## WHAT IS REQUIRED
Please repeat each line below exactly, with no images in the copy.

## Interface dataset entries
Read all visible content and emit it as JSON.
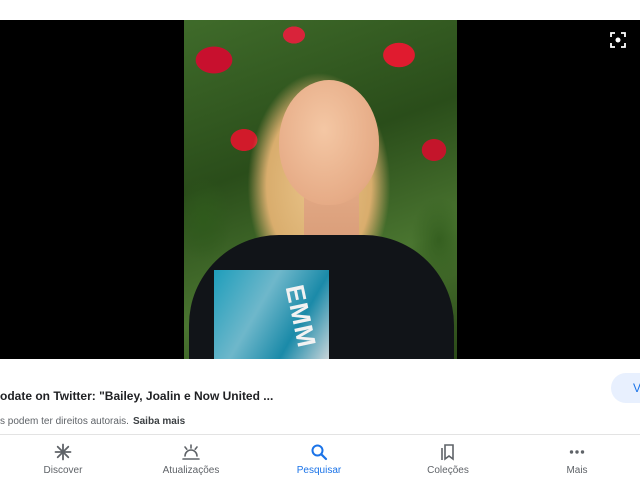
{
  "result": {
    "title": "odate on Twitter: \"Bailey, Joalin e Now United ...",
    "copyright_notice": "s podem ter direitos autorais.",
    "learn_more": "Saiba mais",
    "visit_button_label": "V"
  },
  "viewer": {
    "expand_icon": "lens-scan-icon",
    "shirt_print_text": "EMM"
  },
  "bottom_nav": {
    "items": [
      {
        "label": "Discover",
        "icon": "asterisk-icon",
        "active": false
      },
      {
        "label": "Atualizações",
        "icon": "updates-icon",
        "active": false
      },
      {
        "label": "Pesquisar",
        "icon": "search-icon",
        "active": true
      },
      {
        "label": "Coleções",
        "icon": "collections-icon",
        "active": false
      },
      {
        "label": "Mais",
        "icon": "more-icon",
        "active": false
      }
    ]
  },
  "colors": {
    "accent": "#1a73e8",
    "inactive": "#5f6368",
    "viewer_background": "#000000",
    "visit_button_bg": "#e8f0fe"
  }
}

## SOLVED PROBLEM
Read all visible content and emit it as JSON.
{
  "result": {
    "title": "odate on Twitter: \"Bailey, Joalin e Now United ...",
    "copyright_notice": "s podem ter direitos autorais.",
    "learn_more": "Saiba mais",
    "visit_button_label": "V"
  },
  "viewer": {
    "expand_icon": "lens-scan-icon",
    "shirt_print_text": "EMM"
  },
  "bottom_nav": {
    "items": [
      {
        "label": "Discover",
        "icon": "asterisk-icon",
        "active": false
      },
      {
        "label": "Atualizações",
        "icon": "updates-icon",
        "active": false
      },
      {
        "label": "Pesquisar",
        "icon": "search-icon",
        "active": true
      },
      {
        "label": "Coleções",
        "icon": "collections-icon",
        "active": false
      },
      {
        "label": "Mais",
        "icon": "more-icon",
        "active": false
      }
    ]
  },
  "colors": {
    "accent": "#1a73e8",
    "inactive": "#5f6368",
    "viewer_background": "#000000",
    "visit_button_bg": "#e8f0fe"
  }
}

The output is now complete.